In some cases, you might actually be able to put your humidifier parts straight into your washer.
Use the Brush
If your unit didn’t come with one, you might want to find a bottle brush to use. The brush is perfect for removing deposits. You should be able to use just the brush and vinegar to get the job done.
If your unit is REALLY dirty, consider soaking it before using the brush. It’s a good idea to soak it for at least 30 minutes.
After you feel that it’s been cleaned thoroughly and most of the deposits have been removed, you can rinse it with tap water.
Make sure to shake the pieces really well to ensure hidden deposits are removed. Understand that it can take some time for the vinegar smell to completely go away, but once it does, the unit will smell fresh and clean.
If there are some really dirty, tough spots on the pieces, you might need to soak them a few times. When you see the deposits fizzing, then that means the vinegar is doing what it’s supposed to do.
It will break down and tear away the gunk. Some people like to use sharp objects to scrape the gunk away, but it’s almost always better to let the vinegar break down the deposits.
What about maintenance?
Once your humidifier has been properly cleaned, you’ll want to make sure it’s given adequate maintenance. One of the most important forms of maintenance involves preventing bacterial growth.
You’ll want to change the water often. When you allow water to sit in the unit’s tank for long periods of time, it allows mineral deposits to form.
Larger mineral deposits will form over a longer period of time. You should also consider cleaning the unit at least once every three days when it’s being used extensively.
The good news is that you don’t have to clean it nearly as thoroughly when you’re cleaning it once every three days.
These cleaning sessions should consist of a quick rinse with hydrogen peroxide or vinegar, which also disinfect the unit.
A deep clean should be performed about every two weeks when the humidifier is being used heavily, such as during the winter or when a family member has a cold.
Tip: Whenever possible, run distilled water through your humidifier because it has less mineral content, which means less cleaning for you!
Bleach also works very well as a disinfectant.
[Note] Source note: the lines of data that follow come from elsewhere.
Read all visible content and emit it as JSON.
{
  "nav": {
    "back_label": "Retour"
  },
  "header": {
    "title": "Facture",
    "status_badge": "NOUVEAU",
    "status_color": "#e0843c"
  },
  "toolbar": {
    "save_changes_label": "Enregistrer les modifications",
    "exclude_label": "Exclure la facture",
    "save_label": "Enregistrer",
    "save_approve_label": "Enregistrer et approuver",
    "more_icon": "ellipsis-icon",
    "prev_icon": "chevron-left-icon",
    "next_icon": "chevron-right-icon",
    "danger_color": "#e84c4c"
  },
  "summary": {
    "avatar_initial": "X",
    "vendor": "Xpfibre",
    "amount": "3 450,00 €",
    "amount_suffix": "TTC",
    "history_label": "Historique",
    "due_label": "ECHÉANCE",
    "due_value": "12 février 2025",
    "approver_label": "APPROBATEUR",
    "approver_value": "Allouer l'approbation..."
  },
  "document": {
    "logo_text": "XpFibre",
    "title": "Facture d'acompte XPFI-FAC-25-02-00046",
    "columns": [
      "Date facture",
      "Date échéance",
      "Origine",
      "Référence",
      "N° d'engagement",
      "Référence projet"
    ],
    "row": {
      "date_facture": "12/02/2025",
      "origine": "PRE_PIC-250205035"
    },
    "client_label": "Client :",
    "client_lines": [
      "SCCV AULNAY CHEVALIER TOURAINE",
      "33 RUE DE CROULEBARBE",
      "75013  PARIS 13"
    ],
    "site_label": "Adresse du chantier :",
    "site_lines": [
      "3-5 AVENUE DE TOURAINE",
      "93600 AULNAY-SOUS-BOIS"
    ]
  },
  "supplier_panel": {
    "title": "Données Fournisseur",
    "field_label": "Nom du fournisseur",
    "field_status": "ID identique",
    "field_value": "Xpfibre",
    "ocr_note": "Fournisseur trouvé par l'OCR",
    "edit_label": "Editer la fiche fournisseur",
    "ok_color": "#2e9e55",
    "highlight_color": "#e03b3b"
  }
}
Use about one teaspoon of bleach for every gallon of water. It’s recommended that you disinfect the unit after you’ve cleaned it thoroughly.